Since 2000, the statistics stack up:

Composers Over 29 Commissions: 52; RPS Music Awards: 46
Composers Under 29 Commissions: 30; RPS Music Awards: Zilch

That’s of course ignoring the 180+ years of commissioning that went on in the 19th and 20th centuries, as well as our current Encore scheme for repeat performances and our Composer in the House residencies – OK. Maybe Mendelssohn hit lucky at a young age, but pretty much everyone else was between the ages of 30 and 100. So, on balance I think we’re doing the best we can.

But here’s a challenge. If you know anyone who’d be interested in leaving their money to support composers without barriers of age or nationality, and who is planning to die soon (or even quite soon) please point them this way … there’s a warm welcome and a lot of composers out there who’d be extraordinarily grateful. We could even commission something for the funeral…

Rosemary Johnson

Biscuits and Boxes

Ivan Fischer scoops the  Conductor Award in 2011 (credit Simon Jay Price)
Ivan Fischer scoops the
Conductor Award in 2011 (credit Simon Jay Price)

Springtime at RPS headquarters: the floor has become a jigsaw puzzle of overflowing cardboard boxes, office life revolves around an excel chart of such intricate tables and colour schemes it is worthy of a place in Tate Modern, and the RPS is single-handedly boosting M&S biscuit sales to record highs. It can only mean one thing: the jury meetings for the prestigious RPS Music Awards are in full flow.

Throughout February and March, leading representatives from all walks of musical life come together to consider the nominations across thirteen different categories. The fiercely coveted awards are the highest recognition for live classical music in the UK, honouring performers, composers, inspirational arts organisations and events. Whilst we don’t underestimate the careful consideration that goes into submitting a nomination, we encourage all proposals which reflect the rich variety of quality music-making across the country. After all, if an artist or organisation isn’t nominated, they can’t win!
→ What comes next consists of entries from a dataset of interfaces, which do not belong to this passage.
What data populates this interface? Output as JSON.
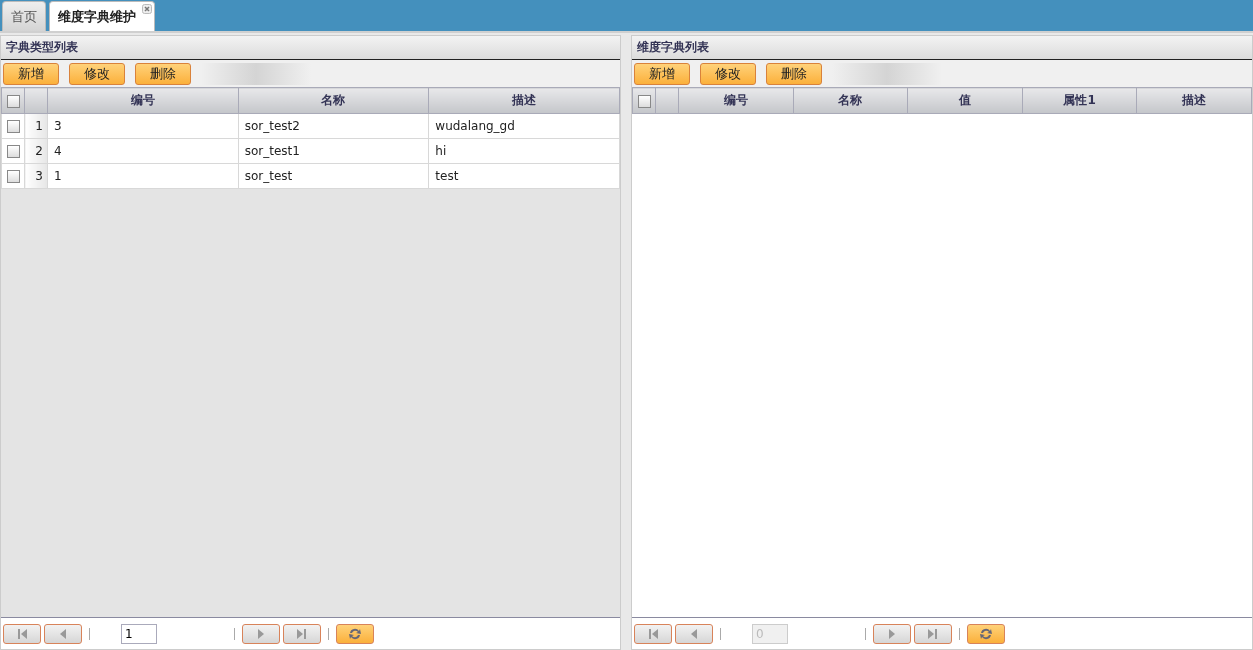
{
  "tabs": [
    {
      "label": "首页",
      "selected": false,
      "closable": false
    },
    {
      "label": "维度字典维护",
      "selected": true,
      "closable": true
    }
  ],
  "panels": [
    {
      "title": "字典类型列表",
      "buttons": [
        "新增",
        "修改",
        "删除"
      ],
      "columns": [
        "编号",
        "名称",
        "描述"
      ],
      "all_checked": false,
      "rows": [
        {
          "number": "1",
          "checked": false,
          "cells": [
            "3",
            "sor_test2",
            "wudalang_gd"
          ]
        },
        {
          "number": "2",
          "checked": false,
          "cells": [
            "4",
            "sor_test1",
            "hi"
          ]
        },
        {
          "number": "3",
          "checked": false,
          "cells": [
            "1",
            "sor_test",
            "test"
          ]
        }
      ],
      "pager": {
        "page": "1",
        "disabled": false
      }
    },
    {
      "title": "维度字典列表",
      "buttons": [
        "新增",
        "修改",
        "删除"
      ],
      "columns": [
        "编号",
        "名称",
        "值",
        "属性1",
        "描述"
      ],
      "all_checked": false,
      "pager": {
        "page": "0",
        "disabled": true
      }
    }
  ]
}
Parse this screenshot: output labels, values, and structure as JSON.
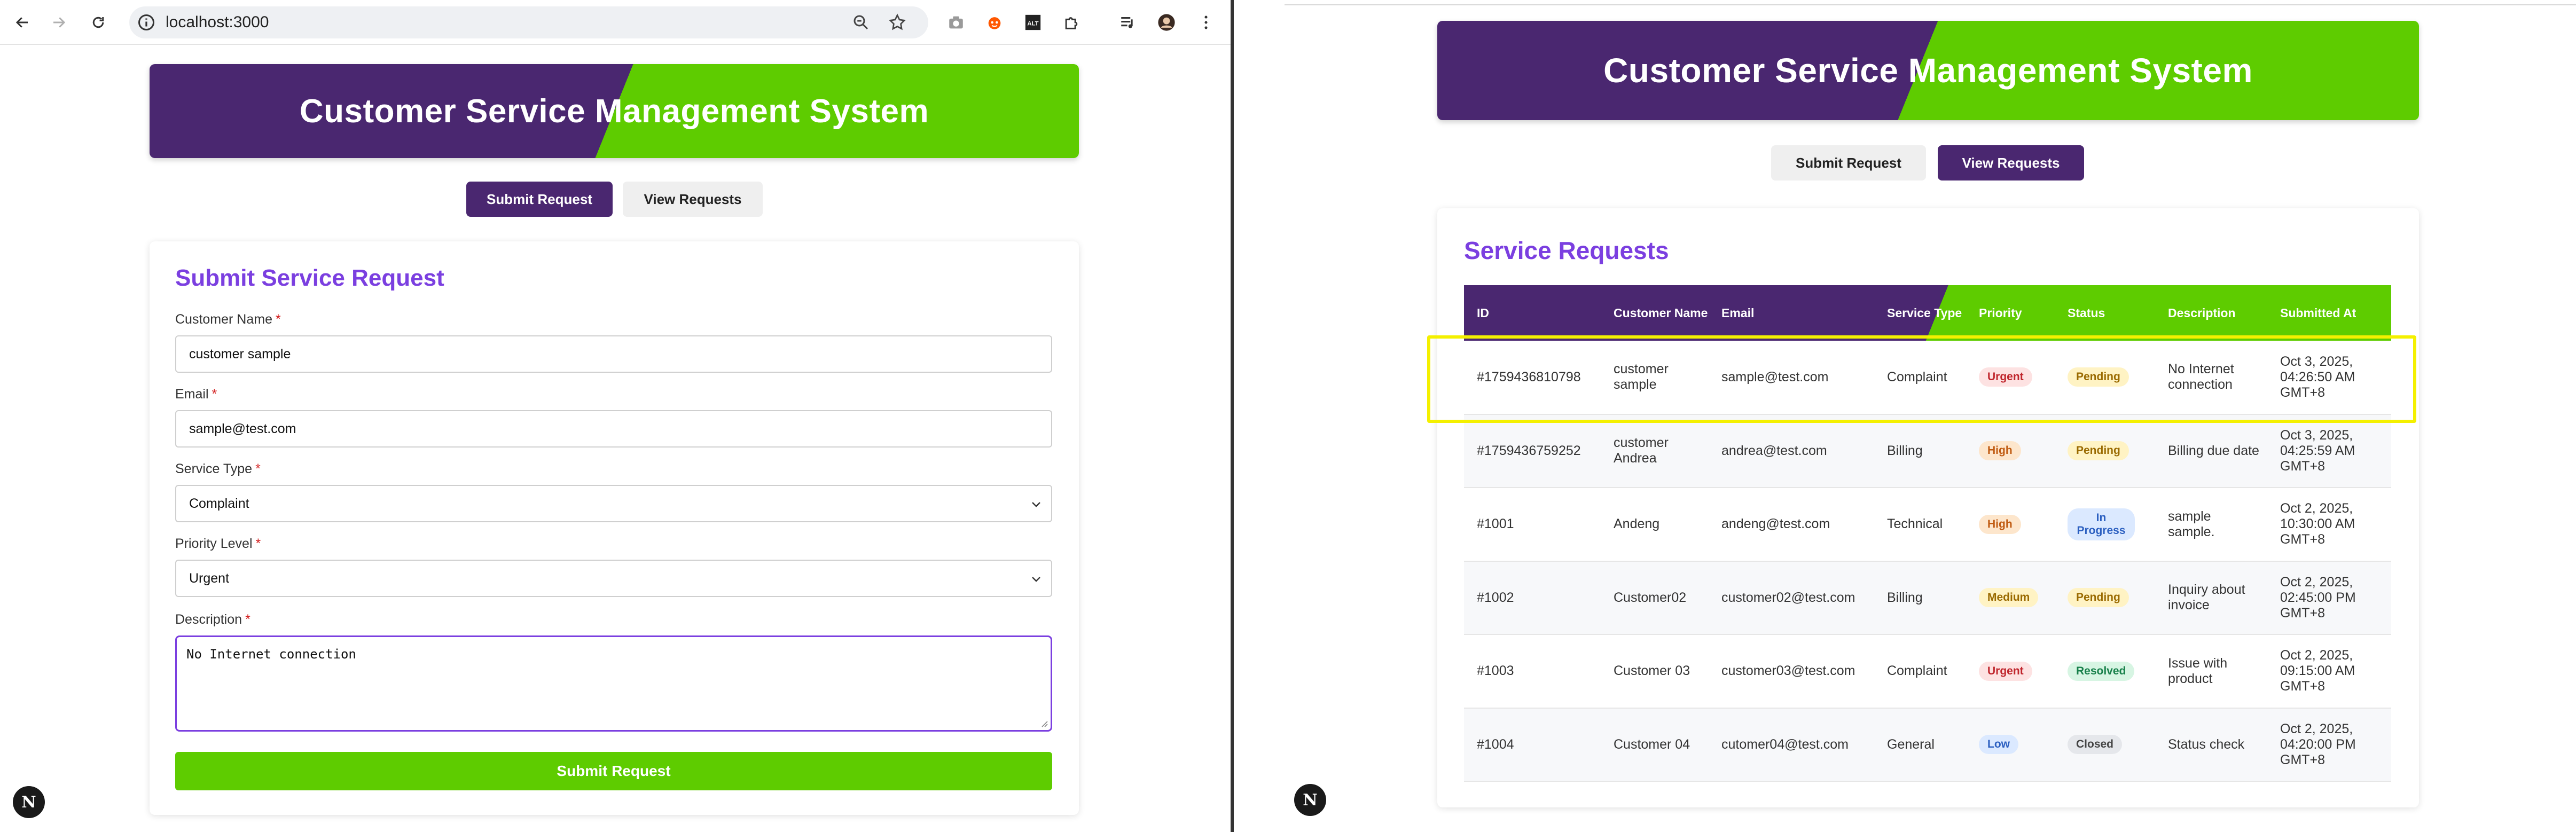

So who could be walking away with a silver lyre at this year’s awards ceremony? Sean Rafferty will have the low-down on BBC Radio 3’s In Tune, where the shortlisted nominations will be announced on Tuesday 17 April 2012. And who knows… by then we might just have caught a glimpse of the floor again!

Helen Pearce